What you have to do ▸
Look through the listing underneath for "title", and copy every line that has it.

---+---

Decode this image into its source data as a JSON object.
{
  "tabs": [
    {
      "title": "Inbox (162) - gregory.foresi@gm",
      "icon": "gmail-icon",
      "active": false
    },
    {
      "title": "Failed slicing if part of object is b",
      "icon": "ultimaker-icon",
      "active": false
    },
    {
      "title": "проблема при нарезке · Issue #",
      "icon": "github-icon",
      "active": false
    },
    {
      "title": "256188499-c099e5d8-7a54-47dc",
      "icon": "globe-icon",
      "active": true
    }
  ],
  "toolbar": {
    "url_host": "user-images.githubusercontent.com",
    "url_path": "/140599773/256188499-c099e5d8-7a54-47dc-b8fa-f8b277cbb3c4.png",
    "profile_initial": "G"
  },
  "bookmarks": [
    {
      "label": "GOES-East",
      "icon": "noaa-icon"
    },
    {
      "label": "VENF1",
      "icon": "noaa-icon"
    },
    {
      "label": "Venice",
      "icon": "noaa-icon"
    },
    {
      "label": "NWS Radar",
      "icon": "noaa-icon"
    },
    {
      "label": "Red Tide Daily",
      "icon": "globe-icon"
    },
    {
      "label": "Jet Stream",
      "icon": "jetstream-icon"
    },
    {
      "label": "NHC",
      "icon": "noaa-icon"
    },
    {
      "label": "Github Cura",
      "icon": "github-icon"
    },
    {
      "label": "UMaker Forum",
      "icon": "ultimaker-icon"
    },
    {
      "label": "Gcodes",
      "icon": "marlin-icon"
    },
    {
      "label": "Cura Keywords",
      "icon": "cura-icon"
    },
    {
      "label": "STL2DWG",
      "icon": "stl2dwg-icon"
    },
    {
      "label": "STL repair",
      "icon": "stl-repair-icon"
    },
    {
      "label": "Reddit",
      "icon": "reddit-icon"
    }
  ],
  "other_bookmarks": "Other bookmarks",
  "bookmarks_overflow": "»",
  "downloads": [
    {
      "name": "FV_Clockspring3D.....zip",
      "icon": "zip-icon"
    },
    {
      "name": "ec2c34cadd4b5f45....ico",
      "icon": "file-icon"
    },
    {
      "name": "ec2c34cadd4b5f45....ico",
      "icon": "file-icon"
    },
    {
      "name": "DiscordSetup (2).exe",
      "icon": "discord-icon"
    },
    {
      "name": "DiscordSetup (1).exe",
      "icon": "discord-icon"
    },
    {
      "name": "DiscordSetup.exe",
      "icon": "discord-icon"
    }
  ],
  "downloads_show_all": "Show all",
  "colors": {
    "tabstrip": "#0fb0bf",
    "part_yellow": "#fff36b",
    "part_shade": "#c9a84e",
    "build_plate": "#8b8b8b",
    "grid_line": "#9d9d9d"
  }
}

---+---

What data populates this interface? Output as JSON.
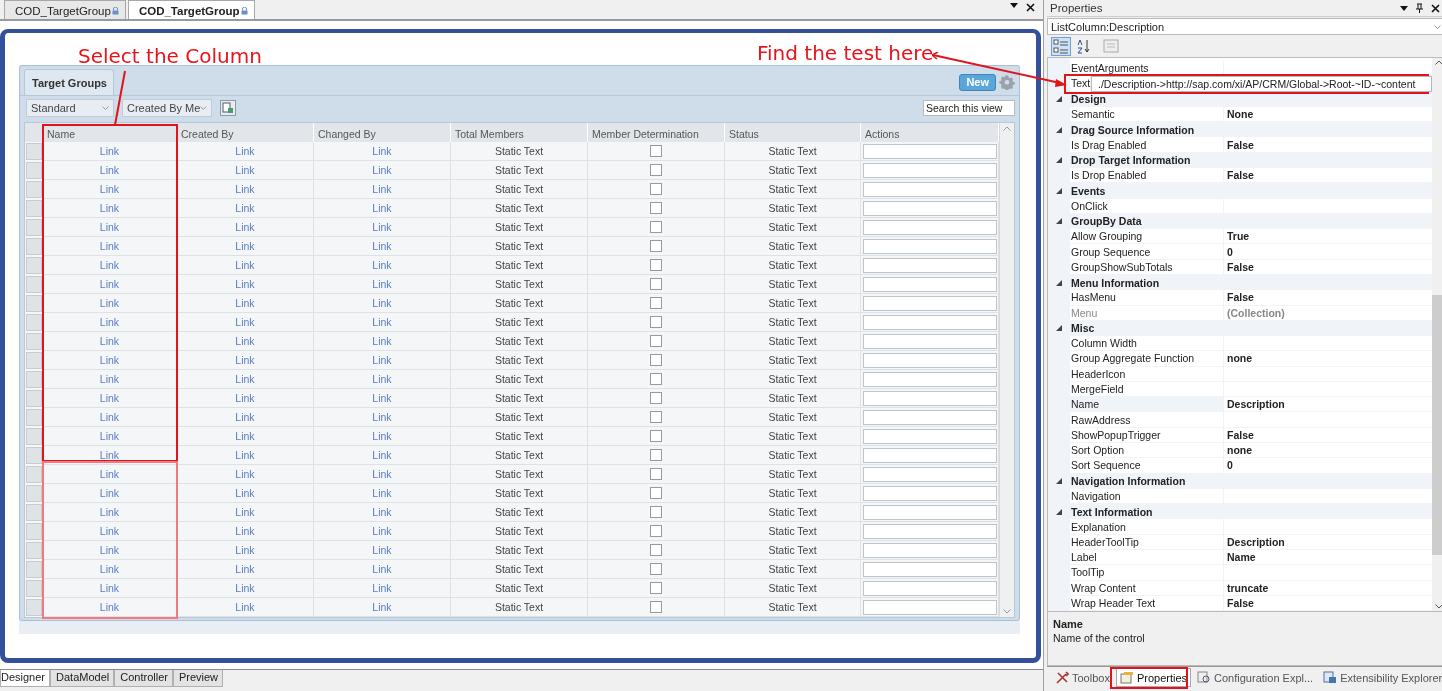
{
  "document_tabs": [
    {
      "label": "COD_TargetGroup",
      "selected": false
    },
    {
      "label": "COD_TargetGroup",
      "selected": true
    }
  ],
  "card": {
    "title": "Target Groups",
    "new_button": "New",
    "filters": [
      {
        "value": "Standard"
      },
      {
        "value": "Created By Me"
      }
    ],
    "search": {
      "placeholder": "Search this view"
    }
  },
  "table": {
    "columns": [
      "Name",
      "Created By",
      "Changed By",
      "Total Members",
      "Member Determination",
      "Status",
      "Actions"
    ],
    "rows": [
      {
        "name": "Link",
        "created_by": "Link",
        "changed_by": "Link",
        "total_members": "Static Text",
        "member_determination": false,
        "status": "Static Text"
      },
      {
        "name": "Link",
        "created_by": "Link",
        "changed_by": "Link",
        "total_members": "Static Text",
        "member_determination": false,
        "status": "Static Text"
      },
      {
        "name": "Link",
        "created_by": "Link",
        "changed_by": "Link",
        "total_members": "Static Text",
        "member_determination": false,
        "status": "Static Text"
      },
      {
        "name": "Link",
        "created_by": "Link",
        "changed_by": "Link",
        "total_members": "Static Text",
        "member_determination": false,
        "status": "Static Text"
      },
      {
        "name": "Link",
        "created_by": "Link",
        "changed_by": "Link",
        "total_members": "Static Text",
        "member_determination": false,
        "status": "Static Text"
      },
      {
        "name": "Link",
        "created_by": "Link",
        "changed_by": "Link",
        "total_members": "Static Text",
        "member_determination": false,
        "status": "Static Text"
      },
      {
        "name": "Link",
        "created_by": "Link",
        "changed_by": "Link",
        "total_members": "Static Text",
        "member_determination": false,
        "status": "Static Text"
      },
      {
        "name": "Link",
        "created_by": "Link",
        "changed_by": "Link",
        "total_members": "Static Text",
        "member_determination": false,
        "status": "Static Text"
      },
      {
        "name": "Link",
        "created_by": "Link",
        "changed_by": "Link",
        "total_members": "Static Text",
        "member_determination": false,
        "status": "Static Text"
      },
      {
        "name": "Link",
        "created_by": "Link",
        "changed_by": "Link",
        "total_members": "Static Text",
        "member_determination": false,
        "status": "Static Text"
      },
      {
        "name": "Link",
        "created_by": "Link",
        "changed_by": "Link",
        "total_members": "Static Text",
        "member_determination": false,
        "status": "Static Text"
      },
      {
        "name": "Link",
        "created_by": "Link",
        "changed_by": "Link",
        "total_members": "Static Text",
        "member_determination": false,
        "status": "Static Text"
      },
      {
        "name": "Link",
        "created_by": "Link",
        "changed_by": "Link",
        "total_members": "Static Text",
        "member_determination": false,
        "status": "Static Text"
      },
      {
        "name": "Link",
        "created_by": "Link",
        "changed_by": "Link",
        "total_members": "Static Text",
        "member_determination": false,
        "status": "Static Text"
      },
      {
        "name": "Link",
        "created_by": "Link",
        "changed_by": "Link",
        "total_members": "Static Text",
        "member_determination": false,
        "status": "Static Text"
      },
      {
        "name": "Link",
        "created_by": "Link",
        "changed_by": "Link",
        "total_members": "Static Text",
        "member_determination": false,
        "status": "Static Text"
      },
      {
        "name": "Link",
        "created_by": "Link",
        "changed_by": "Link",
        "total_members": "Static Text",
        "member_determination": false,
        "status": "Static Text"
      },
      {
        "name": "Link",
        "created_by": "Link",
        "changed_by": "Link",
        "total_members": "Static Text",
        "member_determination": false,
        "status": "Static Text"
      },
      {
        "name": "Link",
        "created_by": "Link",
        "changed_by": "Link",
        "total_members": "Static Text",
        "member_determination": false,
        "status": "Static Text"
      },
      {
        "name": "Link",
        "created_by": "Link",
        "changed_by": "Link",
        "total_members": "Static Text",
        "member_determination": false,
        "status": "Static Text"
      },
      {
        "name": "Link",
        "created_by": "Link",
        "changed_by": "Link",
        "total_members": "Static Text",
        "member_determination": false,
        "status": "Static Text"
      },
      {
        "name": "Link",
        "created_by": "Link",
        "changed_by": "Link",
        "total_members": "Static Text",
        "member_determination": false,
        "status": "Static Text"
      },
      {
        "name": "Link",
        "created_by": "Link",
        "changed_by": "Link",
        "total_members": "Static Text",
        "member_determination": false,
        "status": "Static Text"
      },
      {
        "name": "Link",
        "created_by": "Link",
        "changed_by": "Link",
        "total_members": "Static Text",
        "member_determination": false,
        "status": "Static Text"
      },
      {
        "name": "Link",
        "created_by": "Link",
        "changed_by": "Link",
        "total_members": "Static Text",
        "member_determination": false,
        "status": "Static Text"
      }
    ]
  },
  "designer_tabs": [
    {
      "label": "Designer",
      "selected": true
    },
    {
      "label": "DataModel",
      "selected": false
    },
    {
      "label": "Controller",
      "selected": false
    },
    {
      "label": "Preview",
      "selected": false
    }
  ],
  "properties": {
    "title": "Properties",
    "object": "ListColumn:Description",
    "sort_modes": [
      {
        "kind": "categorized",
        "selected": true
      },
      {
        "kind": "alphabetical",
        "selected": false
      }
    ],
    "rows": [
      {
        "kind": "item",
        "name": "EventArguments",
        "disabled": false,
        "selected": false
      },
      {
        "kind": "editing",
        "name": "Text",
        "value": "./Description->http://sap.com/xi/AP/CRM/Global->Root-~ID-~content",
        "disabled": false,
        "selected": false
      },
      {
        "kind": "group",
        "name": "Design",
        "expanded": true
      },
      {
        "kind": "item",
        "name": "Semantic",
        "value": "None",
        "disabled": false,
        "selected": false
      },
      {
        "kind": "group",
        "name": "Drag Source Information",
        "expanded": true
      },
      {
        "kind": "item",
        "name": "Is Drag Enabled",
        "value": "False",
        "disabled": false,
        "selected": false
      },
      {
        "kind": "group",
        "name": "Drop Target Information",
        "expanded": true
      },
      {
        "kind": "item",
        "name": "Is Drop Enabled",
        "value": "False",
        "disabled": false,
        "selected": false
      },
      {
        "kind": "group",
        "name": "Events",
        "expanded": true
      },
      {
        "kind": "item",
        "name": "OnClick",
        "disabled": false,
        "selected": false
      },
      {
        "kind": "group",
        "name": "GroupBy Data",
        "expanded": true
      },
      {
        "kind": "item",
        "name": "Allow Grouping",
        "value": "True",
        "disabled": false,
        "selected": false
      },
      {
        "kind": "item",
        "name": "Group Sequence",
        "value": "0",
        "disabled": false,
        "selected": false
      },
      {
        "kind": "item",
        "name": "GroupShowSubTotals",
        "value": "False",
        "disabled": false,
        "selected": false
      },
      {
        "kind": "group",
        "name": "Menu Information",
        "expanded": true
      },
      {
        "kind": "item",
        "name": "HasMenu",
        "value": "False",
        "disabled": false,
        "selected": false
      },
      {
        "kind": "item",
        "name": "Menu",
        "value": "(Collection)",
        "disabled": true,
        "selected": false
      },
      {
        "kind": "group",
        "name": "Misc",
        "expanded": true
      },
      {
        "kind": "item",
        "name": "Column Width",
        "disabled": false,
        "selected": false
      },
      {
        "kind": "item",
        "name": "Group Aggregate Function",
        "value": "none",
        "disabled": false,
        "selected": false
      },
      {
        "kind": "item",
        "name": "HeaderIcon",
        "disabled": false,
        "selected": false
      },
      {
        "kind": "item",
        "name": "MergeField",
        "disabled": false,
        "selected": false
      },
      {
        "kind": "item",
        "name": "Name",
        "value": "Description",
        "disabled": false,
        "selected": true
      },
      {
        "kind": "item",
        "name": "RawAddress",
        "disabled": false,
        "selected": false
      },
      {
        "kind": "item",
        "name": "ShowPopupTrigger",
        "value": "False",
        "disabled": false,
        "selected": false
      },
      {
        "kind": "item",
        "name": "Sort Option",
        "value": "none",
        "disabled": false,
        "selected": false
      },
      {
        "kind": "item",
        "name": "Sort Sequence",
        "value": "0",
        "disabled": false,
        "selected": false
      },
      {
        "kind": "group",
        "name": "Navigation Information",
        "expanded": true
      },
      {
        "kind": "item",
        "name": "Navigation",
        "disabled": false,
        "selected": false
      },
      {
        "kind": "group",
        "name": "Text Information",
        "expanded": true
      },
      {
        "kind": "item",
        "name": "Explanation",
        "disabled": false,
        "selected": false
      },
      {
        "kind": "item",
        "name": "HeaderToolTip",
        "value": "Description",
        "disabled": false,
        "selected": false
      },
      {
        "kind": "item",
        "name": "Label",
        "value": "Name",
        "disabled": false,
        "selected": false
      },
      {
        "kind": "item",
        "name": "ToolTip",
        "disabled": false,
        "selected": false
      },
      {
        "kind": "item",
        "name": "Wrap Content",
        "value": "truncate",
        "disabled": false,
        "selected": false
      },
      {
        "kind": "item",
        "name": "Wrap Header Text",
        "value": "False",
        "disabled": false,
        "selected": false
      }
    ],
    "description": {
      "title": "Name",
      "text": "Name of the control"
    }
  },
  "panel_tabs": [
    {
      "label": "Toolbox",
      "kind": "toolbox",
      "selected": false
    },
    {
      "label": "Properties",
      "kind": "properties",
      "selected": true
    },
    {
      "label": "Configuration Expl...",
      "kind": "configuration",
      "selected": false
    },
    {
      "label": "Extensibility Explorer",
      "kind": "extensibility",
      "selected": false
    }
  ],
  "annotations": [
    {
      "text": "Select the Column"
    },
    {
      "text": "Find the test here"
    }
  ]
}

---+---

Solution to this exercise ▸
      "title": "Inbox (162) - gregory.foresi@gm",
      "title": "Failed slicing if part of object is b",
      "title": "проблема при нарезке · Issue #",
      "title": "256188499-c099e5d8-7a54-47dc",
    "title": "Target Groups",
    "title": "Properties",
      "title": "Name",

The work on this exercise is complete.